- After the round has been braided, place it on a baking sheet lined with parchment paper. Preheat the oven to 350 degrees F. Let the braid rise 30 to 45 minutes longer. You’ll know the dough is ready to bake when you press your finger into the dough and the indentation stays, rather than bouncing back. While this challah rises, you can braid the other half of the dough in the same way, or you might choose a different braid for your second challah. No matter which way you braid, you can conceal the apple pieces inside the strands using the same method described above. Your second challah will rise as the first one bakes.
- Prepare your egg wash by beating the egg, salt and water till smooth. Use a pastry brush to brush a thin layer of the mixture onto the visible surface of your challah. Reserve the leftover egg wash. Sprinkle the top of the challah with 1 tbsp turbinado sugar, if you wish.
- Each challah needs to bake for about 45 minutes total, but to get the best result the baking should be done in stages. First, set your timer to 20 minutes and put your challah in the oven.
- After 20 minutes, take the challah out of the oven and coat the grooves of the braid with another thin layer of egg wash. These areas tend to expand during baking, exposing dough that will turn white unless they are coated with egg wash. Turn the challah around, so the opposite side faces front, and put it back into the oven.
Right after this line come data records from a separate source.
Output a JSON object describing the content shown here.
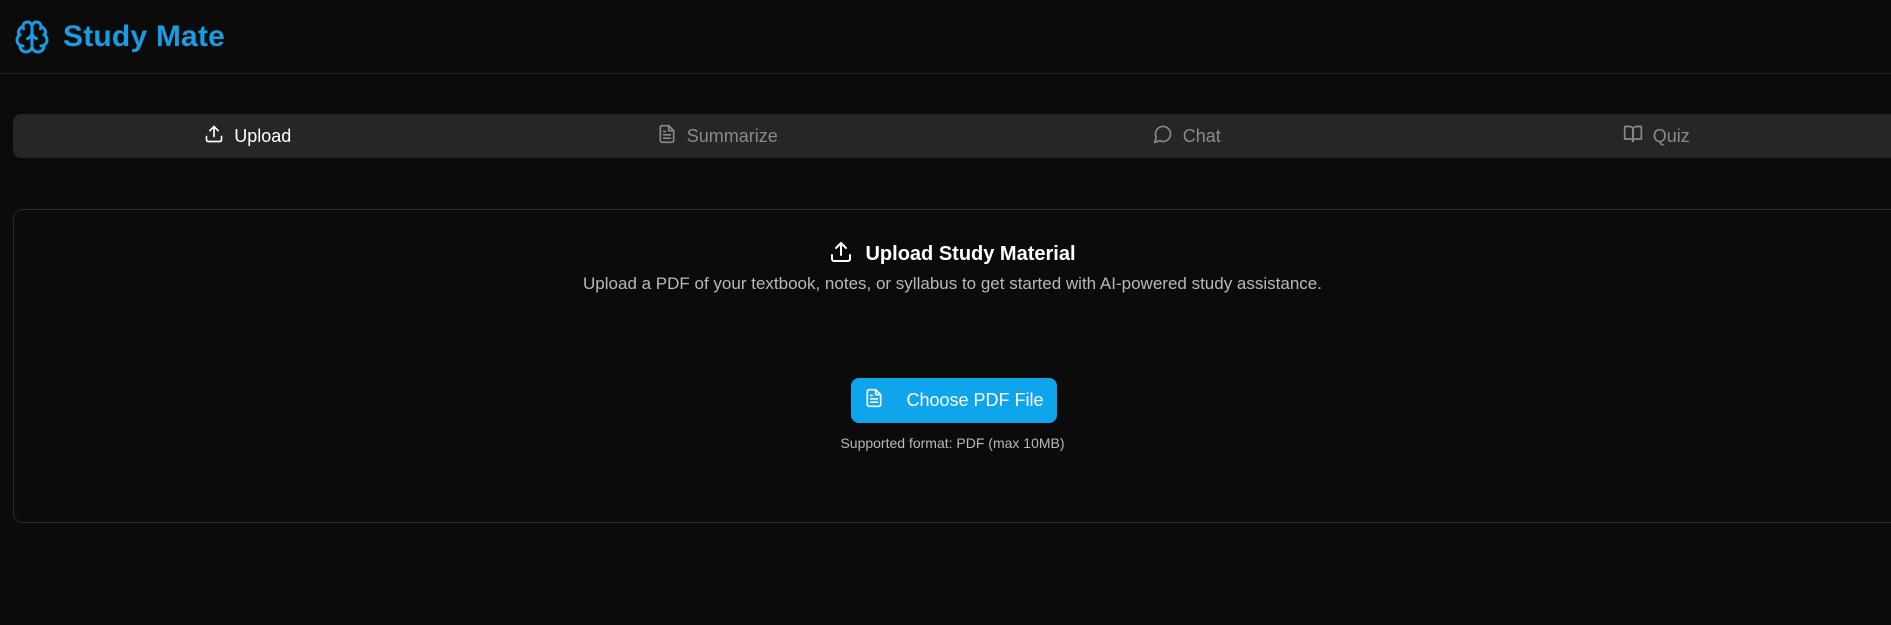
{
  "app": {
    "title": "Study Mate",
    "brand_color": "#1a9ce4",
    "logo_icon": "brain-icon"
  },
  "tabs": [
    {
      "label": "Upload",
      "icon": "upload-icon",
      "active": true
    },
    {
      "label": "Summarize",
      "icon": "file-text-icon",
      "active": false
    },
    {
      "label": "Chat",
      "icon": "message-circle-icon",
      "active": false
    },
    {
      "label": "Quiz",
      "icon": "book-open-icon",
      "active": false
    }
  ],
  "upload_card": {
    "title": "Upload Study Material",
    "description": "Upload a PDF of your textbook, notes, or syllabus to get started with AI-powered study assistance.",
    "button_label": "Choose PDF File",
    "button_color": "#0ea5ec",
    "supported_text": "Supported format: PDF (max 10MB)"
  }
}
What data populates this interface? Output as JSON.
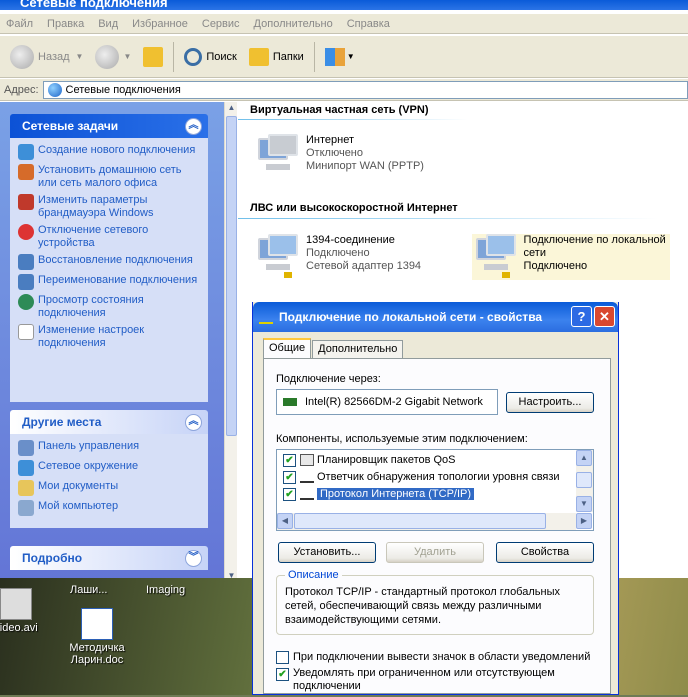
{
  "window": {
    "title": "Сетевые подключения"
  },
  "menu": [
    "Файл",
    "Правка",
    "Вид",
    "Избранное",
    "Сервис",
    "Дополнительно",
    "Справка"
  ],
  "toolbar": {
    "back": "Назад",
    "search": "Поиск",
    "folders": "Папки"
  },
  "address": {
    "label": "Адрес:",
    "value": "Сетевые подключения"
  },
  "tasks": {
    "network": {
      "title": "Сетевые задачи",
      "items": [
        {
          "label": "Создание нового подключения",
          "icon": "new-connection-icon"
        },
        {
          "label": "Установить домашнюю сеть или сеть малого офиса",
          "icon": "home-network-icon"
        },
        {
          "label": "Изменить параметры брандмауэра Windows",
          "icon": "firewall-icon"
        },
        {
          "label": "Отключение сетевого устройства",
          "icon": "disable-icon"
        },
        {
          "label": "Восстановление подключения",
          "icon": "repair-icon"
        },
        {
          "label": "Переименование подключения",
          "icon": "rename-icon"
        },
        {
          "label": "Просмотр состояния подключения",
          "icon": "status-icon"
        },
        {
          "label": "Изменение настроек подключения",
          "icon": "settings-icon"
        }
      ]
    },
    "places": {
      "title": "Другие места",
      "items": [
        {
          "label": "Панель управления",
          "icon": "control-panel-icon"
        },
        {
          "label": "Сетевое окружение",
          "icon": "network-places-icon"
        },
        {
          "label": "Мои документы",
          "icon": "my-documents-icon"
        },
        {
          "label": "Мой компьютер",
          "icon": "my-computer-icon"
        }
      ]
    },
    "details": {
      "title": "Подробно"
    }
  },
  "content": {
    "vpn_group": "Виртуальная частная сеть (VPN)",
    "vpn": {
      "name": "Интернет",
      "status": "Отключено",
      "device": "Минипорт WAN (PPTP)"
    },
    "lan_group": "ЛВС или высокоскоростной Интернет",
    "lan1": {
      "name": "1394-соединение",
      "status": "Подключено",
      "device": "Сетевой адаптер 1394"
    },
    "lan2": {
      "name": "Подключение по локальной сети",
      "status": "Подключено"
    }
  },
  "dialog": {
    "title": "Подключение по локальной сети - свойства",
    "help": "?",
    "close": "✕",
    "tabs": [
      "Общие",
      "Дополнительно"
    ],
    "connect_via_label": "Подключение через:",
    "adapter": "Intel(R) 82566DM-2 Gigabit Network",
    "configure": "Настроить...",
    "components_label": "Компоненты, используемые этим подключением:",
    "components": [
      {
        "label": "Планировщик пакетов QoS",
        "checked": true
      },
      {
        "label": "Ответчик обнаружения топологии уровня связи",
        "checked": true
      },
      {
        "label": "Протокол Интернета (TCP/IP)",
        "checked": true
      }
    ],
    "install": "Установить...",
    "remove": "Удалить",
    "properties": "Свойства",
    "description_title": "Описание",
    "description": "Протокол TCP/IP - стандартный протокол глобальных сетей, обеспечивающий связь между различными взаимодействующими сетями.",
    "show_icon": "При подключении вывести значок в области уведомлений",
    "notify": "Уведомлять при ограниченном или отсутствующем подключении"
  },
  "desktop": {
    "icons": [
      {
        "label": "video.avi"
      },
      {
        "label": "Методичка Ларин.doc"
      }
    ],
    "partial": [
      "Лаши...",
      "Imaging"
    ]
  }
}
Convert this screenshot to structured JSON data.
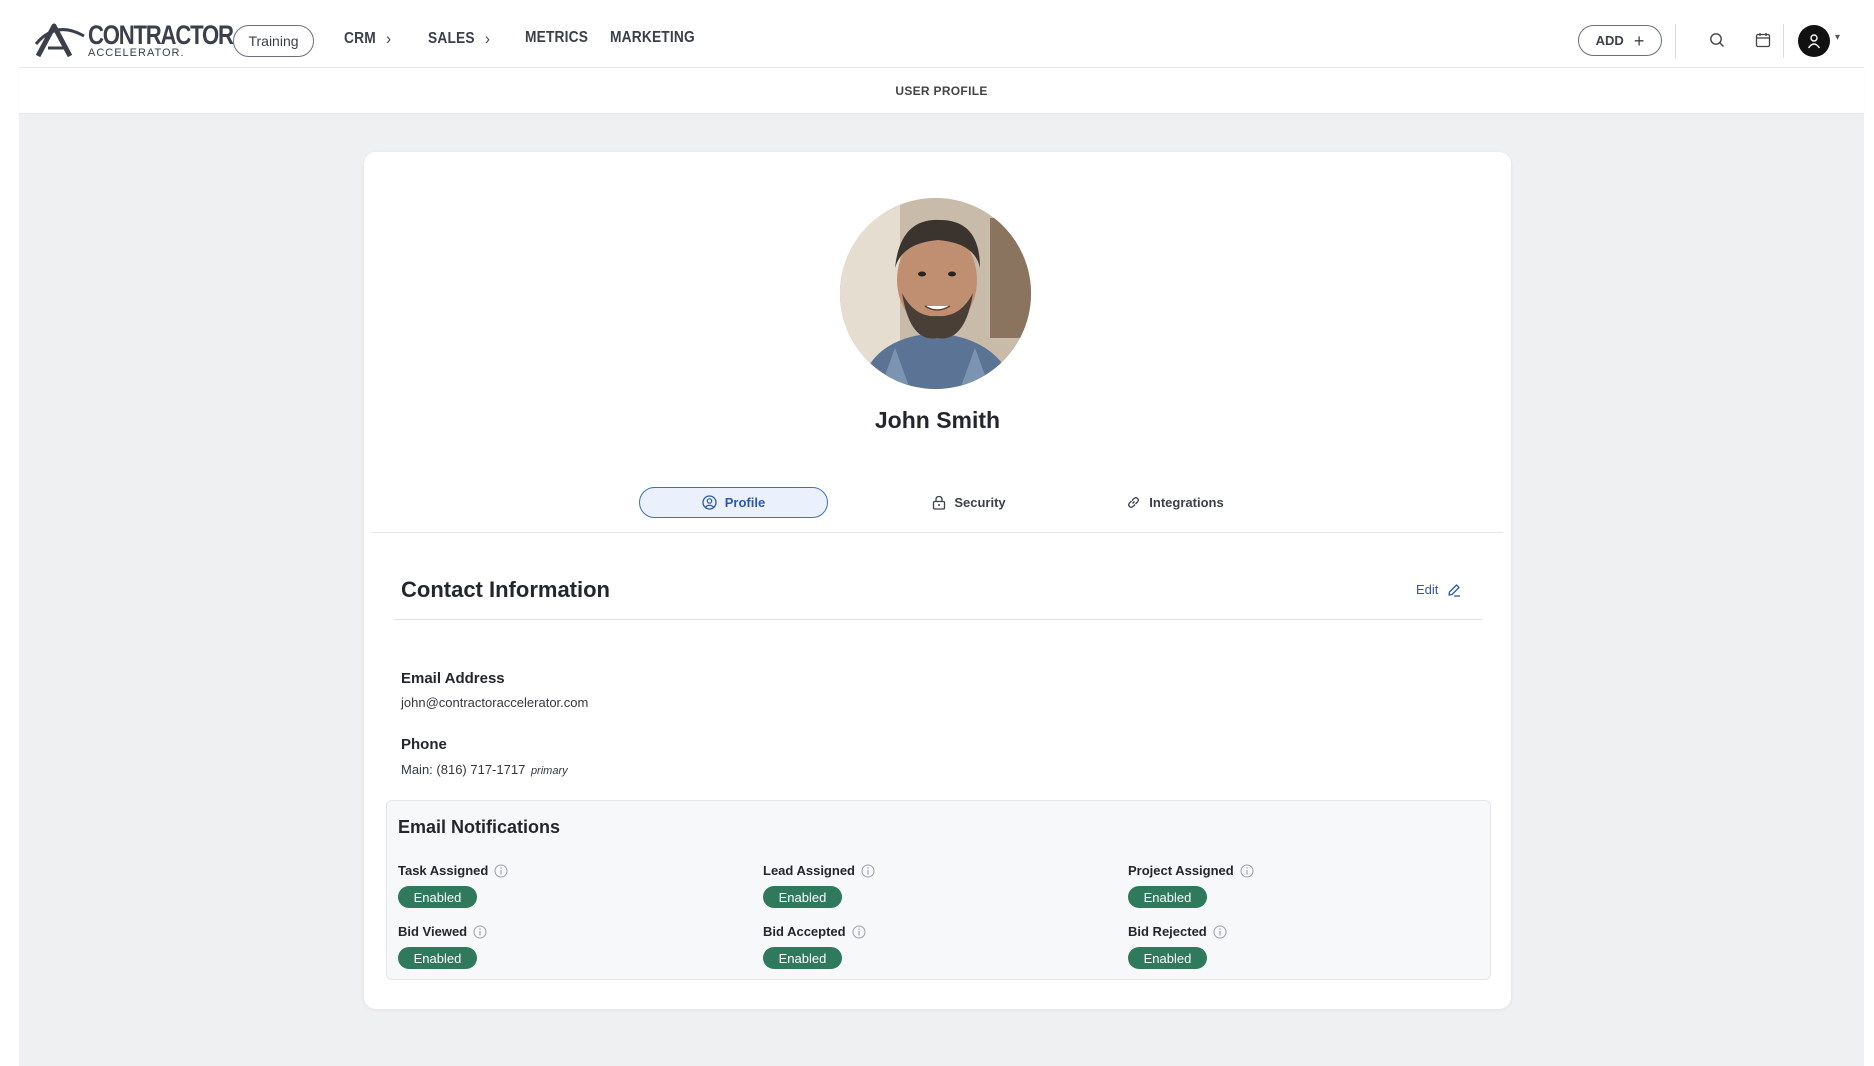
{
  "header": {
    "logo_main": "CONTRACTOR",
    "logo_sub": "ACCELERATOR.",
    "training_label": "Training",
    "nav": [
      {
        "label": "CRM",
        "has_submenu": true
      },
      {
        "label": "SALES",
        "has_submenu": true
      },
      {
        "label": "METRICS",
        "has_submenu": false
      },
      {
        "label": "MARKETING",
        "has_submenu": false
      }
    ],
    "add_label": "ADD",
    "icons": {
      "search": "search-icon",
      "calendar": "calendar-icon",
      "user": "user-avatar-icon"
    }
  },
  "subheader": {
    "title": "USER PROFILE"
  },
  "profile": {
    "name": "John Smith",
    "tabs": [
      {
        "label": "Profile",
        "icon": "user-circle-icon",
        "active": true
      },
      {
        "label": "Security",
        "icon": "lock-icon",
        "active": false
      },
      {
        "label": "Integrations",
        "icon": "link-icon",
        "active": false
      }
    ]
  },
  "contact": {
    "title": "Contact Information",
    "edit_label": "Edit",
    "email_label": "Email Address",
    "email_value": "john@contractoraccelerator.com",
    "phone_label": "Phone",
    "phone_value": "Main: (816) 717-1717",
    "phone_tag": "primary"
  },
  "notifications": {
    "title": "Email Notifications",
    "items": [
      {
        "label": "Task Assigned",
        "status": "Enabled"
      },
      {
        "label": "Lead Assigned",
        "status": "Enabled"
      },
      {
        "label": "Project Assigned",
        "status": "Enabled"
      },
      {
        "label": "Bid Viewed",
        "status": "Enabled"
      },
      {
        "label": "Bid Accepted",
        "status": "Enabled"
      },
      {
        "label": "Bid Rejected",
        "status": "Enabled"
      }
    ]
  },
  "colors": {
    "accent": "#2c5aa8",
    "badge": "#2f7a5c",
    "page_bg": "#eff0f2"
  }
}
Turning it will help your challah brown evenly—the back of the oven is usually hotter than the front.
- The challah will need to bake for about 20 minutes longer. For this last part of the baking process, keep an eye on your challah—it may be browning faster than it's baking. Once the challah is browned to your liking, take it out and tent it with foil, then place it back in the oven. Remove the foil for the last 2 minutes of baking time.
- Take the challah out of the oven. At this point your house should smell delicious. Test the bread for doneness by turning it over and tapping on the bottom of the loaf—if it makes a hollow sound, and it's golden brown all the way across, it’s done. Because of the apples in this challah, it may take a bit longer to bake than your regular challah recipe. Err on the side of letting it cook longer to make sure it's baked all the way through. You can also stick an instant read thermometer in the thickest part of the challah-- when it reads 190, it is baked all the way through. Let challah cool completely on a wire cooling rack before serving. Bake the second challah in the same way.
Apple Jam for challah
slow cooked peeled apples with sugar, rosewater, cardamom and cooked until thick and jellylike but chunky. The goal is for it to be ridiculously sweet but if that sounds inedible maybe try a tart apple variety. definitely want a meaty apple so you have larger chunks. Granny Smith works best.